In a statement, Spielberg praised Dillon, saying, “Melinda was generous of spirit and lent such kindness to the character she played in ‘Close Encounters of the Third Kind’… We will all miss her.”
Dillon also played the matriarch of the Parker family in Bob Clark’s holiday classic “A Christmas Story” (1983) and went on to appear in “Harry and the Hendersons” (1987), “Captain America” (1990) and “Nightbreaker” (1989). Her most recent appearances were in “Heartland” in 2007, and before that in Paul Thomas Anderson’s “Magnolia” (1999) as Rose Gator, the wife of a game show host with a terrible secret.
Dillon’s career began as a stage actor and improvisational comedian in Chicago’s “The Second City.” In Edward Albee’s 1962 original “Who’s Afraid of Virginia Wolf,” the actor played Honey and received a Tony nomination for featured actress in a play. She also acted in “Paul Sill’s Story Theater” and “You Know I Can’t Hear You When the Water’s Running.”

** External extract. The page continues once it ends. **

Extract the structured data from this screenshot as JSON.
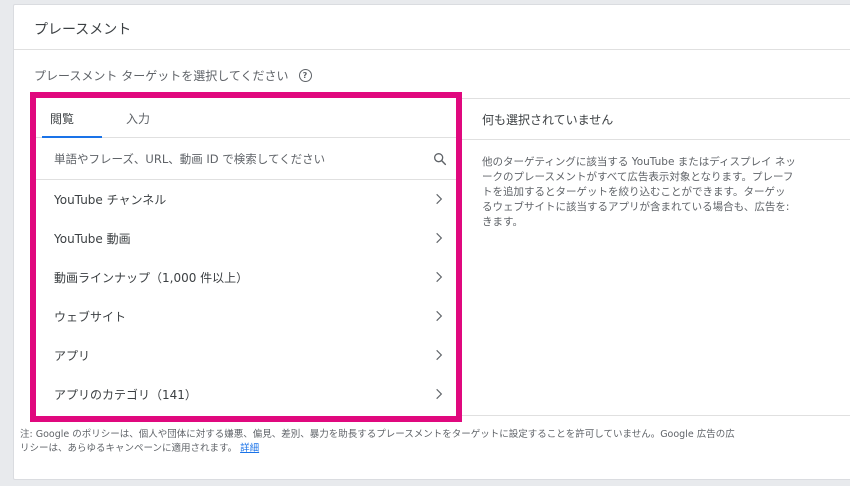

“The April Fools” in 1969 was her first feature film. On TV, her portfolio includes episodes of “Bonanza,” (1969), “The Twilight Zone” (1985) and “Law & Order: SVU” (2005).
Born Oct. 13, 1939, in Hope, Ark., the actor was raised in Cullman, Ala., and spent four years in Germany before graduating from high school in Chicago. She graduated from the Art Institute of Chicago’s Goodman School of Drama (which is now at DePaul University). Dillon married actor Richard Libertini, and the two divorced in 1978.
Dillon is survived by her son Richard Libertini Jr.